Stars evolve according to their mass

One of the still unanswered questions is how much mass a star loses. Especially towards the end of his life. Astronomers estimate that stars like our Sun lose about a little less than half of their mass when they evolve into white dwarfs. It’s not nothing. Although it is known that more massive stars lose even more.

However, a very young white dwarf has never been studied before. These stars form at the heart of planetary nebulae, formed from gases ejected by the dying star. But until now, these white dwarfs have been too faint and too distant for astronomers to analyze.

A view of a white dwarf at the center of a planetary nebula

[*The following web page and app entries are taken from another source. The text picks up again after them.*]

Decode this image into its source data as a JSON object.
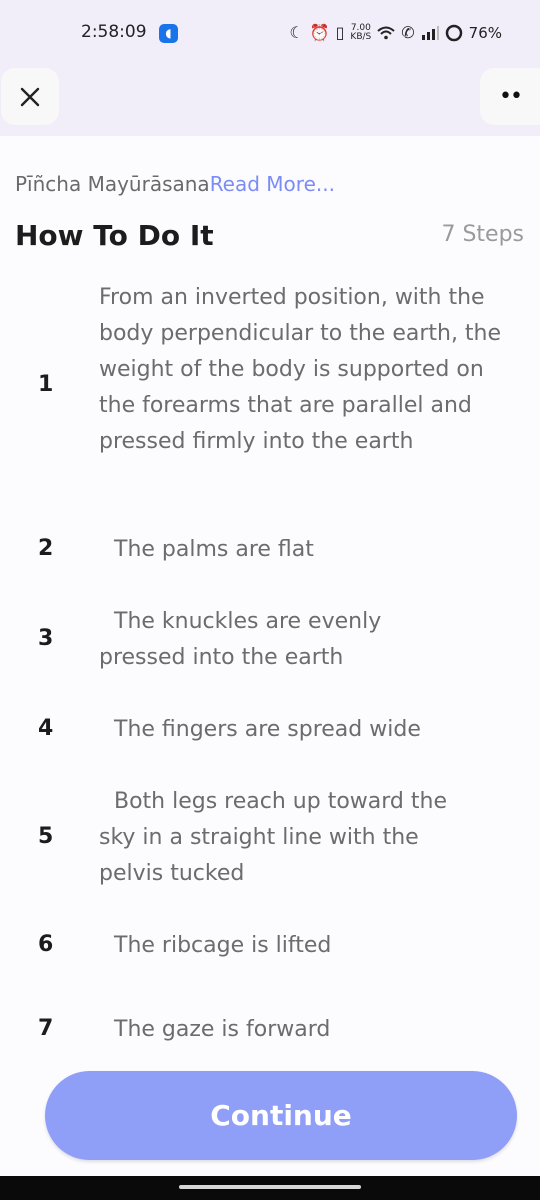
{
  "status_bar": {
    "time": "2:58:09",
    "net_speed_value": "7.00",
    "net_speed_unit": "KB/S",
    "battery": "76%",
    "icons": [
      "moon-icon",
      "alarm-icon",
      "vibrate-icon",
      "wifi-icon",
      "wifi-call-icon",
      "signal-icon",
      "battery-ring-icon"
    ]
  },
  "header": {
    "close_icon": "close-icon",
    "more_icon": "more-icon"
  },
  "pose": {
    "name": "Pīñcha Mayūrāsana",
    "read_more": "Read More..."
  },
  "section": {
    "title": "How To Do It",
    "count_label": "7 Steps"
  },
  "steps": [
    {
      "num": "1",
      "text": "From an inverted position, with the body perpendicular to the earth, the weight of the body is supported on the forearms that are parallel and pressed firmly into the earth"
    },
    {
      "num": "2",
      "text": "The palms are flat"
    },
    {
      "num": "3",
      "text": "The knuckles are evenly pressed into the earth"
    },
    {
      "num": "4",
      "text": "The fingers are spread wide"
    },
    {
      "num": "5",
      "text": "Both legs reach up toward the sky in a straight line with the pelvis tucked"
    },
    {
      "num": "6",
      "text": "The ribcage is lifted"
    },
    {
      "num": "7",
      "text": "The gaze is forward"
    }
  ],
  "footer": {
    "continue_label": "Continue"
  },
  "colors": {
    "accent": "#8f9ef7",
    "link": "#7b8df5",
    "header_bg": "#f1eef9"
  }
}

However, researchers at the University of Tübingen (Germany) managed to do this thanks to one of the largest telescopes in the world, the Large Canary Islands Telescope or GranTeCan. In the journal Astronomy & Astrophysics they report how they observed and examined the spectrum of the central star of a planetary nebula in cluster M37. A star now weighs 0.85 solar masses, so it would have lost 70% of its mass over the course of its life. Astronomers also find that the star no longer had any hydrogen on its surface. Enough to take into account the occurrence of an unusual event in the recent past, such as a brief burst of nuclear fusion.